    Thanks for your interest in the Borrell report. There is friction in the local search advertising marketplace, and there are opportunities to strengthen it.

    As the WSJ underscored, “as consumers continue to search for more local businesses information online, it is inevitable that local advertisers will follow.” Locally placed search advertising in the U.S. is projected to grow 30 percent over the next five years, from $4.1 billion in 2008 to $5.3 billion in 2013, according to Borrell Associates.
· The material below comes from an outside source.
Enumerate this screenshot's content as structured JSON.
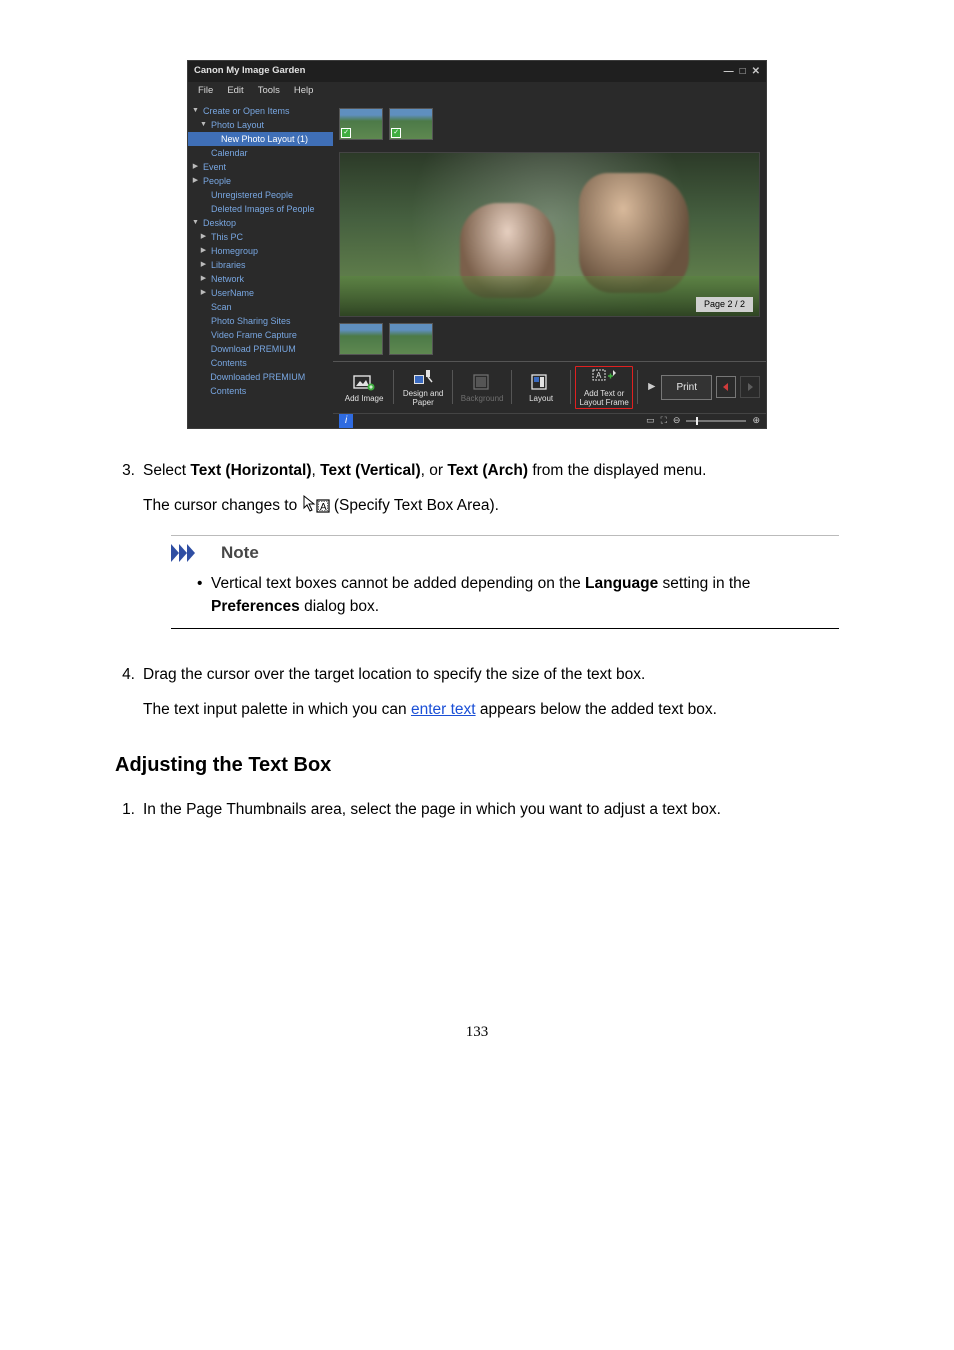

We believe that’s significant growth, and it could eventually be more.

    Importantly, there’s a huge opportunity to grow the entire local search advertising industry if it does three things in concert:

    1. Delivers more ROI to local businesses by allocating a greater percent of their investment into search media spend, while optimizing and scaling with better technology platforms (i.e., a departure from selling Web site clicks and a push toward performance).
    2. Does a better job of clearly delivering and communicating ROI to local businesses, including tracking results more simply and accurately.
    3. Realigns sales efforts to better manage expectations.

    Again, there is friction in the marketplace, but there also is huge opportunity, and solutions to capture it.

    Regards,
    Max Kalehoff
    VP- Marketing, Clickable
    Clickable

    • Chris Crum

      Thanks for chiming in Max. There are clearly tons of opportunities out there if advertisers utilize the resources available to them.

  • http://www.edhardy2sale.com ed hardy

    Thanks for chiming in Max

  • http://www.writtenbysumer.com Spencer Spellman

    I really think paid search should be an option after you’ve done other thing properly. Above all businesses should make sure their sites are properly optimized and make sure they’ve done everything they can to rank as high as they can. Google has made it easy for businesses to take advantage of local business search. So I think these two things are imperative. Then, businesses need to do a lot of research to make sure you’re getting a positive ROI.
    I’m a bit surprised to see that paid search is predicted to go up.